__What the task asks__. Every line below must come back exactly as it stands, with the images omitted.

[Element data from apps and pages]
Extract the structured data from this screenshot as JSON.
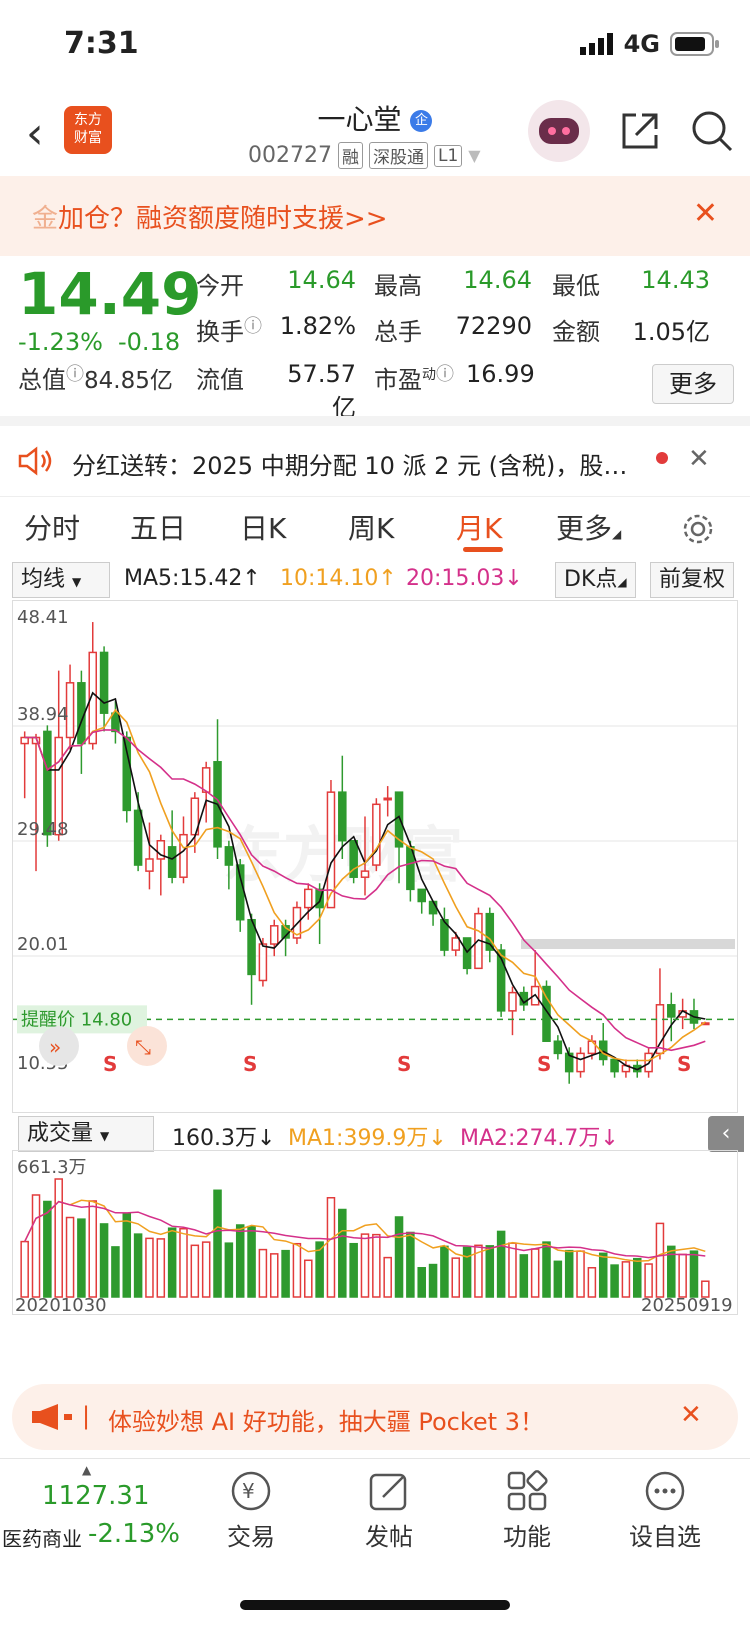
{
  "status": {
    "time": "7:31",
    "network": "4G"
  },
  "header": {
    "logo_line1": "东方",
    "logo_line2": "财富",
    "name": "一心堂",
    "name_badge": "企",
    "code": "002727",
    "tags": [
      "融",
      "深股通",
      "L1"
    ]
  },
  "banner": {
    "prefix": "金",
    "text": "加仓？融资额度随时支援>>",
    "close": "✕"
  },
  "quote": {
    "price": "14.49",
    "change_pct": "-1.23%",
    "change_amt": "-0.18",
    "open_label": "今开",
    "open": "14.64",
    "high_label": "最高",
    "high": "14.64",
    "low_label": "最低",
    "low": "14.43",
    "turnover_label": "换手",
    "turnover": "1.82%",
    "volume_label": "总手",
    "volume": "72290",
    "amount_label": "金额",
    "amount": "1.05亿",
    "mktcap_label": "总值",
    "mktcap": "84.85亿",
    "float_label": "流值",
    "float_cap": "57.57亿",
    "pe_label": "市盈",
    "pe_sup": "动",
    "pe": "16.99",
    "more": "更多"
  },
  "dividend": {
    "text": "分红送转：2025 中期分配 10 派 2 元 (含税)，股…",
    "close": "✕"
  },
  "tabs": [
    "分时",
    "五日",
    "日K",
    "周K",
    "月K",
    "更多"
  ],
  "active_tab": "月K",
  "toolbar": {
    "indicator": "均线",
    "ma5": "MA5:15.42↑",
    "ma10": "10:14.10↑",
    "ma20": "20:15.03↓",
    "dk": "DK点",
    "adjust": "前复权"
  },
  "colors": {
    "up": "#e23b3b",
    "down": "#2e9a2e",
    "ma5": "#111111",
    "ma10": "#f0a020",
    "ma20": "#d4308a",
    "accent": "#e8501e"
  },
  "chart_data": [
    {
      "type": "candlestick",
      "title": "月K",
      "y_ticks": [
        "48.41",
        "38.94",
        "29.48",
        "20.01",
        "10.55"
      ],
      "ylim": [
        10.55,
        48.41
      ],
      "alert_label": "提醒价 14.80",
      "alert_value": 14.8,
      "signal_label": "S",
      "candles": [
        [
          37.5,
          38.0,
          33.0,
          38.5
        ],
        [
          37.5,
          38.0,
          27.0,
          38.3
        ],
        [
          38.5,
          30.0,
          29.0,
          39.0
        ],
        [
          30.0,
          38.0,
          29.5,
          43.5
        ],
        [
          38.0,
          42.5,
          37.0,
          44.0
        ],
        [
          42.5,
          37.5,
          35.0,
          43.5
        ],
        [
          37.5,
          45.0,
          37.0,
          47.5
        ],
        [
          45.0,
          40.0,
          38.5,
          45.5
        ],
        [
          40.0,
          38.5,
          37.5,
          41.0
        ],
        [
          38.0,
          32.0,
          31.0,
          38.5
        ],
        [
          32.0,
          27.5,
          27.0,
          33.5
        ],
        [
          27.0,
          28.0,
          25.5,
          31.0
        ],
        [
          28.0,
          29.5,
          25.0,
          30.0
        ],
        [
          29.0,
          26.5,
          26.0,
          32.0
        ],
        [
          26.5,
          30.0,
          26.0,
          31.5
        ],
        [
          30.0,
          33.0,
          28.5,
          33.5
        ],
        [
          33.5,
          35.5,
          31.0,
          36.0
        ],
        [
          36.0,
          29.0,
          28.0,
          39.5
        ],
        [
          29.0,
          27.5,
          25.5,
          29.5
        ],
        [
          27.5,
          23.0,
          22.0,
          28.0
        ],
        [
          23.0,
          18.5,
          16.0,
          23.5
        ],
        [
          18.0,
          21.0,
          17.5,
          21.5
        ],
        [
          21.0,
          22.5,
          20.0,
          23.0
        ],
        [
          22.5,
          21.5,
          20.0,
          23.0
        ],
        [
          21.5,
          24.0,
          21.0,
          24.5
        ],
        [
          24.0,
          25.5,
          23.0,
          26.0
        ],
        [
          25.5,
          24.0,
          21.0,
          26.0
        ],
        [
          24.0,
          33.5,
          24.0,
          34.5
        ],
        [
          33.5,
          29.5,
          28.0,
          36.5
        ],
        [
          29.5,
          26.5,
          26.0,
          29.5
        ],
        [
          26.5,
          27.0,
          25.0,
          31.5
        ],
        [
          27.5,
          32.5,
          27.0,
          33.0
        ],
        [
          33.0,
          33.0,
          31.5,
          34.0
        ],
        [
          33.5,
          29.0,
          26.0,
          33.5
        ],
        [
          29.0,
          25.5,
          24.5,
          29.5
        ],
        [
          25.5,
          24.5,
          23.5,
          25.5
        ],
        [
          24.5,
          23.5,
          22.5,
          24.5
        ],
        [
          23.0,
          20.5,
          20.0,
          24.0
        ],
        [
          20.5,
          21.5,
          20.0,
          22.0
        ],
        [
          21.5,
          19.0,
          18.5,
          21.5
        ],
        [
          19.0,
          23.5,
          19.0,
          24.0
        ],
        [
          23.5,
          20.5,
          19.5,
          24.0
        ],
        [
          20.5,
          15.5,
          15.0,
          21.0
        ],
        [
          15.5,
          17.0,
          13.5,
          17.5
        ],
        [
          17.0,
          16.0,
          15.5,
          17.5
        ],
        [
          16.0,
          17.5,
          16.0,
          20.5
        ],
        [
          17.5,
          13.0,
          13.0,
          18.0
        ],
        [
          13.0,
          12.0,
          11.5,
          13.5
        ],
        [
          12.0,
          10.5,
          9.5,
          12.5
        ],
        [
          10.5,
          12.0,
          10.0,
          12.5
        ],
        [
          12.0,
          13.0,
          11.5,
          13.5
        ],
        [
          13.0,
          11.5,
          11.0,
          14.5
        ],
        [
          11.5,
          10.5,
          10.0,
          11.5
        ],
        [
          10.5,
          11.0,
          10.0,
          11.5
        ],
        [
          11.0,
          10.5,
          10.0,
          11.5
        ],
        [
          10.5,
          12.0,
          10.0,
          12.5
        ],
        [
          12.0,
          16.0,
          11.5,
          19.0
        ],
        [
          16.0,
          15.0,
          13.0,
          17.0
        ],
        [
          15.0,
          15.5,
          14.0,
          16.5
        ],
        [
          15.5,
          14.5,
          14.0,
          16.5
        ],
        [
          14.5,
          14.5,
          14.4,
          14.6
        ]
      ]
    },
    {
      "type": "bar",
      "title": "成交量",
      "indicator": "成交量",
      "vol": "160.3万↓",
      "ma1": "MA1:399.9万↓",
      "ma2": "MA2:274.7万↓",
      "y_max_label": "661.3万",
      "ylim": [
        0,
        661.3
      ],
      "x_start": "20201030",
      "x_end": "20250919"
    }
  ],
  "promo": {
    "text": "体验妙想 AI 好功能，抽大疆 Pocket 3！",
    "close": "✕"
  },
  "bottom": {
    "index_value": "1127.31",
    "index_name": "医药商业",
    "index_change": "-2.13%",
    "nav": [
      "交易",
      "发帖",
      "功能",
      "设自选"
    ]
  }
}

__Task solution__.
Extract the structured data from this screenshot as JSON.
{
  "status": {
    "time": "7:31",
    "network": "4G"
  },
  "header": {
    "logo_line1": "东方",
    "logo_line2": "财富",
    "name": "一心堂",
    "name_badge": "企",
    "code": "002727",
    "tags": [
      "融",
      "深股通",
      "L1"
    ]
  },
  "banner": {
    "prefix": "金",
    "text": "加仓？融资额度随时支援>>",
    "close": "✕"
  },
  "quote": {
    "price": "14.49",
    "change_pct": "-1.23%",
    "change_amt": "-0.18",
    "open_label": "今开",
    "open": "14.64",
    "high_label": "最高",
    "high": "14.64",
    "low_label": "最低",
    "low": "14.43",
    "turnover_label": "换手",
    "turnover": "1.82%",
    "volume_label": "总手",
    "volume": "72290",
    "amount_label": "金额",
    "amount": "1.05亿",
    "mktcap_label": "总值",
    "mktcap": "84.85亿",
    "float_label": "流值",
    "float_cap": "57.57亿",
    "pe_label": "市盈",
    "pe_sup": "动",
    "pe": "16.99",
    "more": "更多"
  },
  "dividend": {
    "text": "分红送转：2025 中期分配 10 派 2 元 (含税)，股…",
    "close": "✕"
  },
  "tabs": [
    "分时",
    "五日",
    "日K",
    "周K",
    "月K",
    "更多"
  ],
  "active_tab": "月K",
  "toolbar": {
    "indicator": "均线",
    "ma5": "MA5:15.42↑",
    "ma10": "10:14.10↑",
    "ma20": "20:15.03↓",
    "dk": "DK点",
    "adjust": "前复权"
  },
  "colors": {
    "up": "#e23b3b",
    "down": "#2e9a2e",
    "ma5": "#111111",
    "ma10": "#f0a020",
    "ma20": "#d4308a",
    "accent": "#e8501e"
  },
  "chart_data": [
    {
      "type": "candlestick",
      "title": "月K",
      "y_ticks": [
        "48.41",
        "38.94",
        "29.48",
        "20.01",
        "10.55"
      ],
      "ylim": [
        10.55,
        48.41
      ],
      "alert_label": "提醒价 14.80",
      "alert_value": 14.8,
      "signal_label": "S",
      "candles": [
        [
          37.5,
          38.0,
          33.0,
          38.5
        ],
        [
          37.5,
          38.0,
          27.0,
          38.3
        ],
        [
          38.5,
          30.0,
          29.0,
          39.0
        ],
        [
          30.0,
          38.0,
          29.5,
          43.5
        ],
        [
          38.0,
          42.5,
          37.0,
          44.0
        ],
        [
          42.5,
          37.5,
          35.0,
          43.5
        ],
        [
          37.5,
          45.0,
          37.0,
          47.5
        ],
        [
          45.0,
          40.0,
          38.5,
          45.5
        ],
        [
          40.0,
          38.5,
          37.5,
          41.0
        ],
        [
          38.0,
          32.0,
          31.0,
          38.5
        ],
        [
          32.0,
          27.5,
          27.0,
          33.5
        ],
        [
          27.0,
          28.0,
          25.5,
          31.0
        ],
        [
          28.0,
          29.5,
          25.0,
          30.0
        ],
        [
          29.0,
          26.5,
          26.0,
          32.0
        ],
        [
          26.5,
          30.0,
          26.0,
          31.5
        ],
        [
          30.0,
          33.0,
          28.5,
          33.5
        ],
        [
          33.5,
          35.5,
          31.0,
          36.0
        ],
        [
          36.0,
          29.0,
          28.0,
          39.5
        ],
        [
          29.0,
          27.5,
          25.5,
          29.5
        ],
        [
          27.5,
          23.0,
          22.0,
          28.0
        ],
        [
          23.0,
          18.5,
          16.0,
          23.5
        ],
        [
          18.0,
          21.0,
          17.5,
          21.5
        ],
        [
          21.0,
          22.5,
          20.0,
          23.0
        ],
        [
          22.5,
          21.5,
          20.0,
          23.0
        ],
        [
          21.5,
          24.0,
          21.0,
          24.5
        ],
        [
          24.0,
          25.5,
          23.0,
          26.0
        ],
        [
          25.5,
          24.0,
          21.0,
          26.0
        ],
        [
          24.0,
          33.5,
          24.0,
          34.5
        ],
        [
          33.5,
          29.5,
          28.0,
          36.5
        ],
        [
          29.5,
          26.5,
          26.0,
          29.5
        ],
        [
          26.5,
          27.0,
          25.0,
          31.5
        ],
        [
          27.5,
          32.5,
          27.0,
          33.0
        ],
        [
          33.0,
          33.0,
          31.5,
          34.0
        ],
        [
          33.5,
          29.0,
          26.0,
          33.5
        ],
        [
          29.0,
          25.5,
          24.5,
          29.5
        ],
        [
          25.5,
          24.5,
          23.5,
          25.5
        ],
        [
          24.5,
          23.5,
          22.5,
          24.5
        ],
        [
          23.0,
          20.5,
          20.0,
          24.0
        ],
        [
          20.5,
          21.5,
          20.0,
          22.0
        ],
        [
          21.5,
          19.0,
          18.5,
          21.5
        ],
        [
          19.0,
          23.5,
          19.0,
          24.0
        ],
        [
          23.5,
          20.5,
          19.5,
          24.0
        ],
        [
          20.5,
          15.5,
          15.0,
          21.0
        ],
        [
          15.5,
          17.0,
          13.5,
          17.5
        ],
        [
          17.0,
          16.0,
          15.5,
          17.5
        ],
        [
          16.0,
          17.5,
          16.0,
          20.5
        ],
        [
          17.5,
          13.0,
          13.0,
          18.0
        ],
        [
          13.0,
          12.0,
          11.5,
          13.5
        ],
        [
          12.0,
          10.5,
          9.5,
          12.5
        ],
        [
          10.5,
          12.0,
          10.0,
          12.5
        ],
        [
          12.0,
          13.0,
          11.5,
          13.5
        ],
        [
          13.0,
          11.5,
          11.0,
          14.5
        ],
        [
          11.5,
          10.5,
          10.0,
          11.5
        ],
        [
          10.5,
          11.0,
          10.0,
          11.5
        ],
        [
          11.0,
          10.5,
          10.0,
          11.5
        ],
        [
          10.5,
          12.0,
          10.0,
          12.5
        ],
        [
          12.0,
          16.0,
          11.5,
          19.0
        ],
        [
          16.0,
          15.0,
          13.0,
          17.0
        ],
        [
          15.0,
          15.5,
          14.0,
          16.5
        ],
        [
          15.5,
          14.5,
          14.0,
          16.5
        ],
        [
          14.5,
          14.5,
          14.4,
          14.6
        ]
      ]
    },
    {
      "type": "bar",
      "title": "成交量",
      "indicator": "成交量",
      "vol": "160.3万↓",
      "ma1": "MA1:399.9万↓",
      "ma2": "MA2:274.7万↓",
      "y_max_label": "661.3万",
      "ylim": [
        0,
        661.3
      ],
      "x_start": "20201030",
      "x_end": "20250919"
    }
  ],
  "promo": {
    "text": "体验妙想 AI 好功能，抽大疆 Pocket 3！",
    "close": "✕"
  },
  "bottom": {
    "index_value": "1127.31",
    "index_name": "医药商业",
    "index_change": "-2.13%",
    "nav": [
      "交易",
      "发帖",
      "功能",
      "设自选"
    ]
  }
}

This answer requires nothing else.